BEGIN
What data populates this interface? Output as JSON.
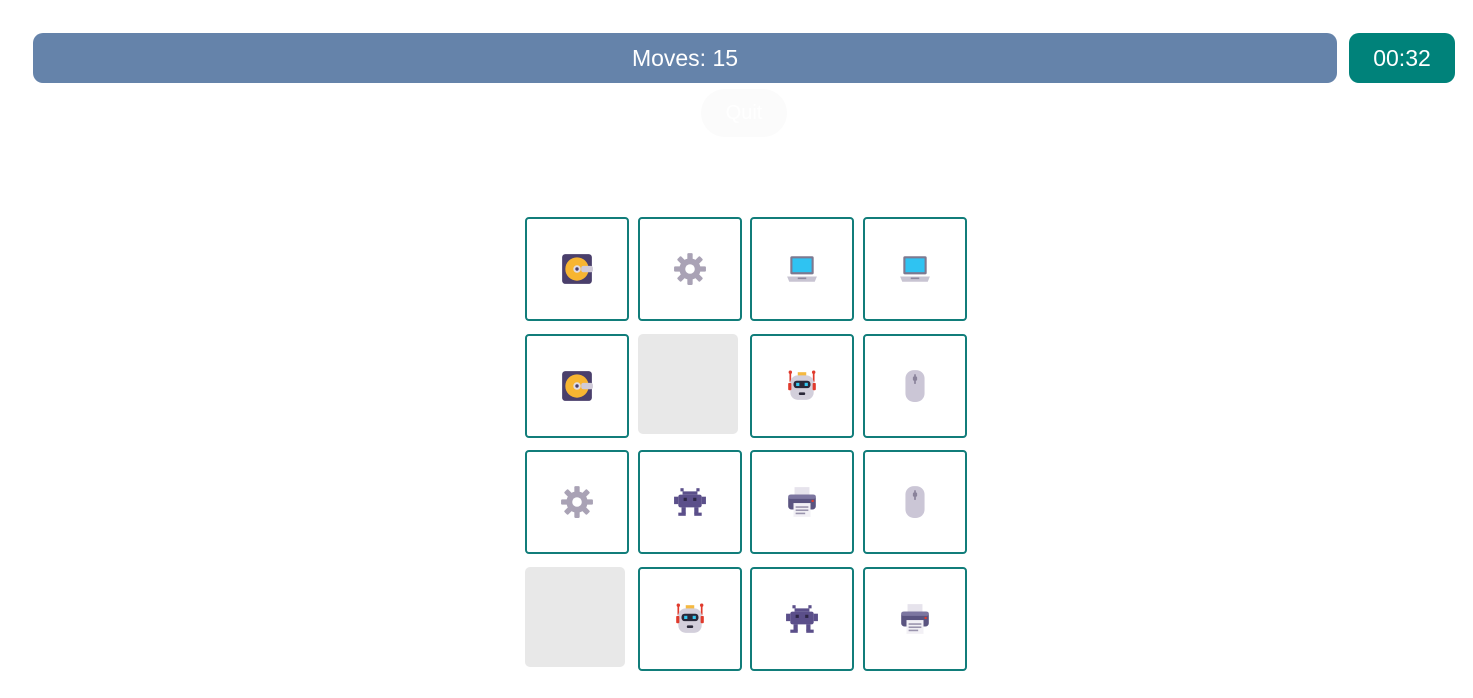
{
  "header": {
    "moves_label": "Moves: 15",
    "timer": "00:32",
    "quit_label": "Quit"
  },
  "board": {
    "rows": 4,
    "cols": 4,
    "cards": [
      {
        "icon": "disk-icon",
        "face_up": true
      },
      {
        "icon": "gear-icon",
        "face_up": true
      },
      {
        "icon": "laptop-icon",
        "face_up": true
      },
      {
        "icon": "laptop-icon",
        "face_up": true
      },
      {
        "icon": "disk-icon",
        "face_up": true
      },
      {
        "icon": "",
        "face_up": false
      },
      {
        "icon": "robot-icon",
        "face_up": true
      },
      {
        "icon": "mouse-icon",
        "face_up": true
      },
      {
        "icon": "gear-icon",
        "face_up": true
      },
      {
        "icon": "alien-icon",
        "face_up": true
      },
      {
        "icon": "printer-icon",
        "face_up": true
      },
      {
        "icon": "mouse-icon",
        "face_up": true
      },
      {
        "icon": "",
        "face_up": false
      },
      {
        "icon": "robot-icon",
        "face_up": true
      },
      {
        "icon": "alien-icon",
        "face_up": true
      },
      {
        "icon": "printer-icon",
        "face_up": true
      }
    ]
  },
  "colors": {
    "moves_bar": "#6583aa",
    "timer_bg": "#00827a",
    "card_border": "#117d7a",
    "hidden_card": "#e8e8e8"
  }
}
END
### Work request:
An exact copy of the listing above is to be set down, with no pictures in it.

### Solution below:
What data populates this interface? Output as JSON.
{
  "header": {
    "moves_label": "Moves: 15",
    "timer": "00:32",
    "quit_label": "Quit"
  },
  "board": {
    "rows": 4,
    "cols": 4,
    "cards": [
      {
        "icon": "disk-icon",
        "face_up": true
      },
      {
        "icon": "gear-icon",
        "face_up": true
      },
      {
        "icon": "laptop-icon",
        "face_up": true
      },
      {
        "icon": "laptop-icon",
        "face_up": true
      },
      {
        "icon": "disk-icon",
        "face_up": true
      },
      {
        "icon": "",
        "face_up": false
      },
      {
        "icon": "robot-icon",
        "face_up": true
      },
      {
        "icon": "mouse-icon",
        "face_up": true
      },
      {
        "icon": "gear-icon",
        "face_up": true
      },
      {
        "icon": "alien-icon",
        "face_up": true
      },
      {
        "icon": "printer-icon",
        "face_up": true
      },
      {
        "icon": "mouse-icon",
        "face_up": true
      },
      {
        "icon": "",
        "face_up": false
      },
      {
        "icon": "robot-icon",
        "face_up": true
      },
      {
        "icon": "alien-icon",
        "face_up": true
      },
      {
        "icon": "printer-icon",
        "face_up": true
      }
    ]
  },
  "colors": {
    "moves_bar": "#6583aa",
    "timer_bg": "#00827a",
    "card_border": "#117d7a",
    "hidden_card": "#e8e8e8"
  }
}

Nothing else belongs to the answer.